Did you know the shoulder joint should be the most mobile joint in the human body? Similar to the hip, it is made up of a ball and socket joint.  What’s unique about the shoulder however, is that it has a very shallow socket, which allows us to have a three dimensional range of movement. Think about the movement in the shoulder when we swim freestyle – pretty amazing right?

As a result of this shallow socket the shoulder joint relies on the surrounding muscles and ligaments for movement and stability. If the extensive ligament and muscle attachments extending across the upper arm, collarbone and shoulder blade are not strengthened correctly and this 3D range of motion is not utilised, you have a recipe for reduced range of movement, poor posture, high risk of injury and pain.

The problem is our sedentary modern lifestyles; sitting long hours behind desks and cars, no longer provide us with that full range of motion. On top of that, traditional chest and shoulder training can create further imbalance and restriction of basic movement.

The aim of the exercises in this article are to create mobility in the joint and reduce the risk of potential injury. These exercises are recommended to be done at least three times per week as part of a extended warm-up and movement preparation routine.

Banded Dislocates

Take a rubber band twice the width of your shoulders and start with your arms straight with the band in front of the thighs. Circle your arms over the head keeping the arms straight until the band comes to your lower back. Then reverse the direction to finish in front of the thighs.

Overhead Thoracic Extension

Lay across a form roller with the roller positioned just below your shoulder blades. Lift your hips and reach your arms over head and anchor your hands to a bar. Keep your elbows locked and your armpits forward then lower your hips to the ground.

Shoulder Joint Reach

Reach one hand over your head as if you are going to do a tricep stretch, then the other arm reaches behind. You want to try and interlink the fingers, however if this is not possible you could use a small towel to increase the range of motion.

Push-up Plus

With your arms straight push your hands into the ground and then round your upper back to spread (protract) your shoulder blades. Still keeping your arms straight attempt to draw yourself to the floor using your shoulder blades. The shoulder blades should be drawn together (retraction) and you should feel a hollowing of the upper back. Can be down in a full, half push-up position or alternatively in a standing position with our hands on the wall.

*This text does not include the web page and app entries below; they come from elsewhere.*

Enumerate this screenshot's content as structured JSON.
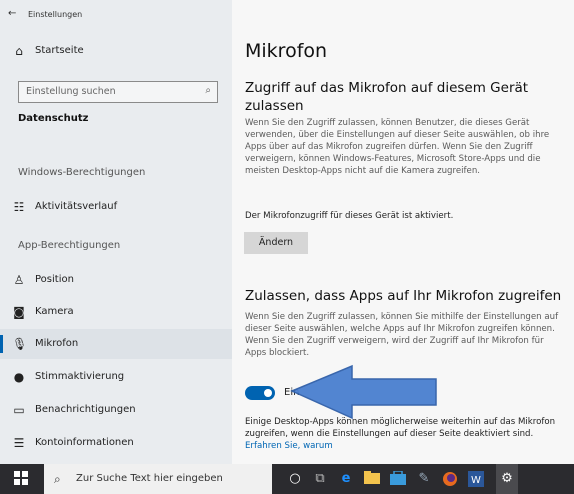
{
  "window": {
    "title": "Einstellungen"
  },
  "sidebar": {
    "home": "Startseite",
    "search_placeholder": "Einstellung suchen",
    "category": "Datenschutz",
    "group1": "Windows-Berechtigungen",
    "items1": [
      {
        "label": "Aktivitätsverlauf",
        "icon": "activity-icon"
      }
    ],
    "group2": "App-Berechtigungen",
    "items2": [
      {
        "label": "Position",
        "icon": "location-icon"
      },
      {
        "label": "Kamera",
        "icon": "camera-icon"
      },
      {
        "label": "Mikrofon",
        "icon": "microphone-icon"
      },
      {
        "label": "Stimmaktivierung",
        "icon": "voice-icon"
      },
      {
        "label": "Benachrichtigungen",
        "icon": "notification-icon"
      },
      {
        "label": "Kontoinformationen",
        "icon": "account-info-icon"
      }
    ]
  },
  "main": {
    "title": "Mikrofon",
    "section1": {
      "heading": "Zugriff auf das Mikrofon auf diesem Gerät zulassen",
      "body": "Wenn Sie den Zugriff zulassen, können Benutzer, die dieses Gerät verwenden, über die Einstellungen auf dieser Seite auswählen, ob ihre Apps über auf das Mikrofon zugreifen dürfen. Wenn Sie den Zugriff verweigern, können Windows-Features, Microsoft Store-Apps und die meisten Desktop-Apps nicht auf die Kamera zugreifen.",
      "status": "Der Mikrofonzugriff für dieses Gerät ist aktiviert.",
      "button": "Ändern"
    },
    "section2": {
      "heading": "Zulassen, dass Apps auf Ihr Mikrofon zugreifen",
      "body": "Wenn Sie den Zugriff zulassen, können Sie mithilfe der Einstellungen auf dieser Seite auswählen, welche Apps auf Ihr Mikrofon zugreifen können. Wenn Sie den Zugriff verweigern, wird der Zugriff auf Ihr Mikrofon für Apps blockiert.",
      "toggle_label": "Ein",
      "toggle_on": true,
      "note": "Einige Desktop-Apps können möglicherweise weiterhin auf das Mikrofon zugreifen, wenn die Einstellungen auf dieser Seite deaktiviert sind.",
      "link": "Erfahren Sie, warum"
    }
  },
  "taskbar": {
    "search_placeholder": "Zur Suche Text hier eingeben"
  },
  "colors": {
    "accent": "#0063b1",
    "arrow": "#4a7fd0",
    "taskbar": "#2b2b2f"
  }
}
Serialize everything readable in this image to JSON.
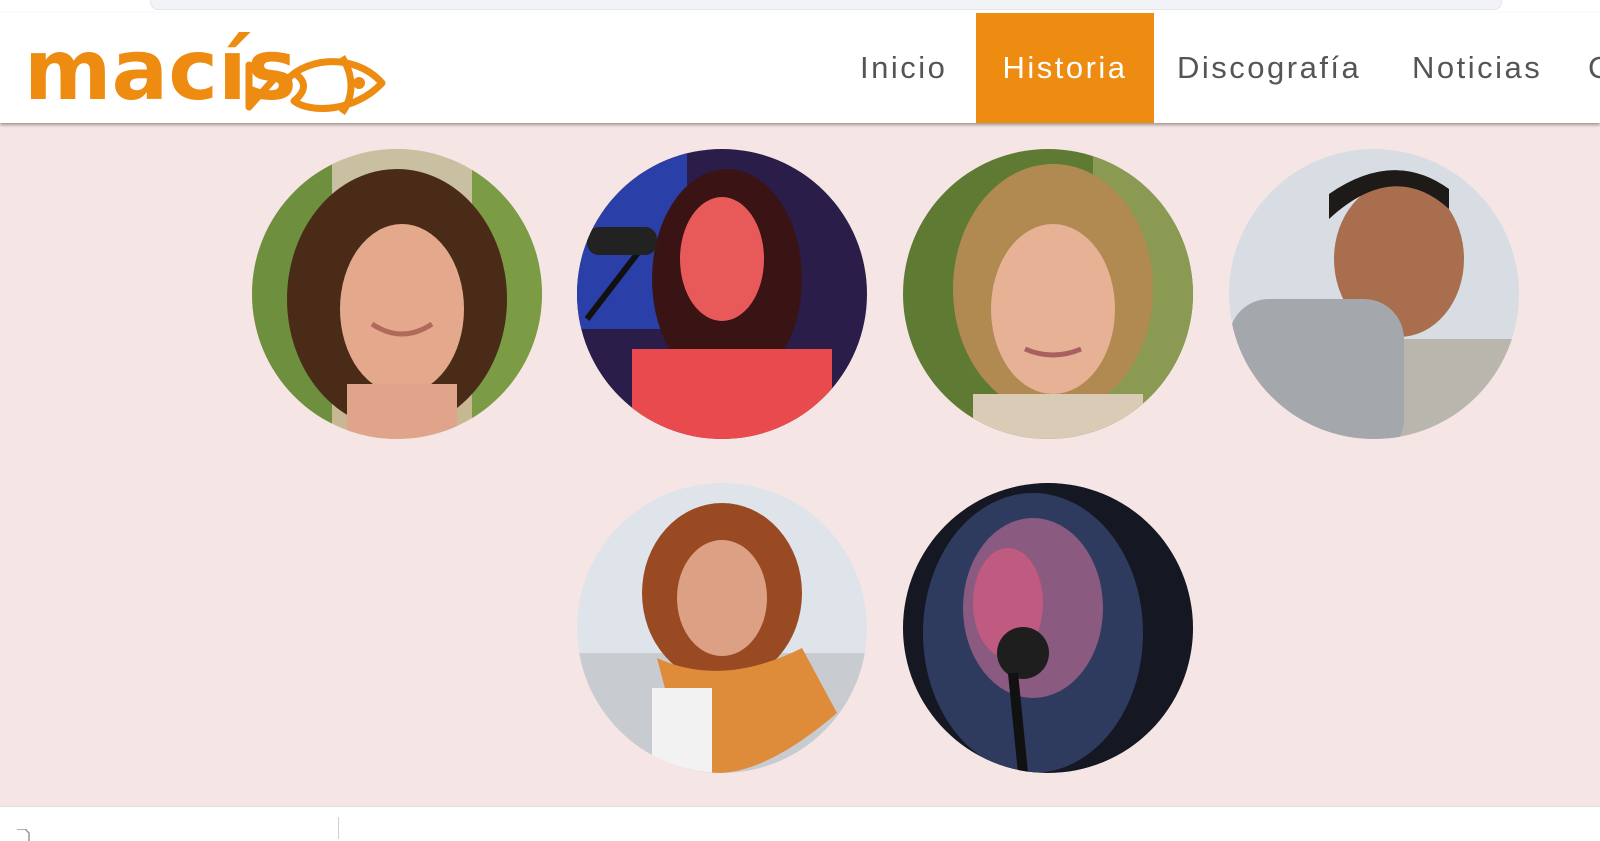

Prone Pec Minor Stretch

Lay face down (prone) with your arm out 45* keeping your chest and shoulder pushed into the ground. Lift the leg and turn your lower body with your shoulder still being pushed into the ground.